| Information provided |

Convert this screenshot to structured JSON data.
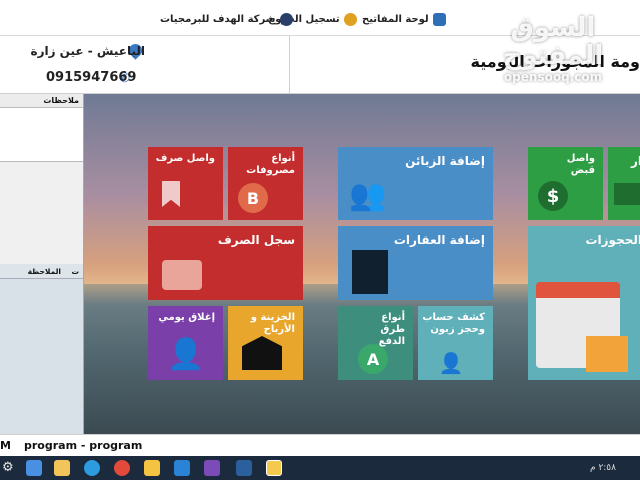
{
  "toolbar": {
    "items": [
      {
        "label": "لوحة المفاتيح",
        "icon": "keyboard-icon"
      },
      {
        "label": "تسجيل الخروج",
        "icon": "logout-lock-icon"
      },
      {
        "label": "شركة الهدف للبرمجيات",
        "icon": "company-logo-icon"
      }
    ]
  },
  "watermark": {
    "main": "السوق المفتوح",
    "sub": "opensooq.com"
  },
  "header": {
    "location": "الباعيش - عين زارة",
    "phone": "0915947669",
    "title": "ومة المجوزات اليومية"
  },
  "left_panel": {
    "notes_header": "ملاحظات",
    "grid_columns": [
      "ت",
      "الملاحظة"
    ]
  },
  "tiles": [
    {
      "id": "receipt-voucher",
      "label": "واصل قبض",
      "color": "#2e9e44"
    },
    {
      "id": "add-customers",
      "label": "إضافة الزبائن",
      "color": "#4a8ec8"
    },
    {
      "id": "expense-types",
      "label": "أنواع مصروفات",
      "color": "#c42d2d"
    },
    {
      "id": "payment-voucher",
      "label": "واصل صرف",
      "color": "#c42d2d"
    },
    {
      "id": "add-properties",
      "label": "إضافة العقارات",
      "color": "#4a8ec8"
    },
    {
      "id": "bookings",
      "label": "الحجوزات",
      "color": "#5fb0b9"
    },
    {
      "id": "expense-log",
      "label": "سجل الصرف",
      "color": "#c42d2d"
    },
    {
      "id": "account-statement",
      "label": "كشف حساب وحجز زبون",
      "color": "#5fb0b9"
    },
    {
      "id": "payment-methods",
      "label": "أنواع طرق الدفع",
      "color": "#3e8e7e"
    },
    {
      "id": "treasury-profits",
      "label": "الخزينة و الأرباح",
      "color": "#e8a62c"
    },
    {
      "id": "daily-close",
      "label": "إغلاق يومي",
      "color": "#7a3fa8"
    },
    {
      "id": "partial-green",
      "label": "ار",
      "color": "#2e9e44"
    }
  ],
  "status_bar": {
    "left": "M",
    "text": "program - program"
  },
  "taskbar": {
    "tray_time": "٢:٥٨ م",
    "apps": [
      "start-icon",
      "search-icon",
      "file-explorer-icon",
      "edge-icon",
      "chrome-icon",
      "paint-icon",
      "vscode-icon",
      "visual-studio-icon",
      "app-l-icon",
      "folder-icon"
    ]
  }
}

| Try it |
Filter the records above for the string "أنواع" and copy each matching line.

| Finished exercise |
      "label": "أنواع مصروفات",
      "label": "أنواع طرق الدفع",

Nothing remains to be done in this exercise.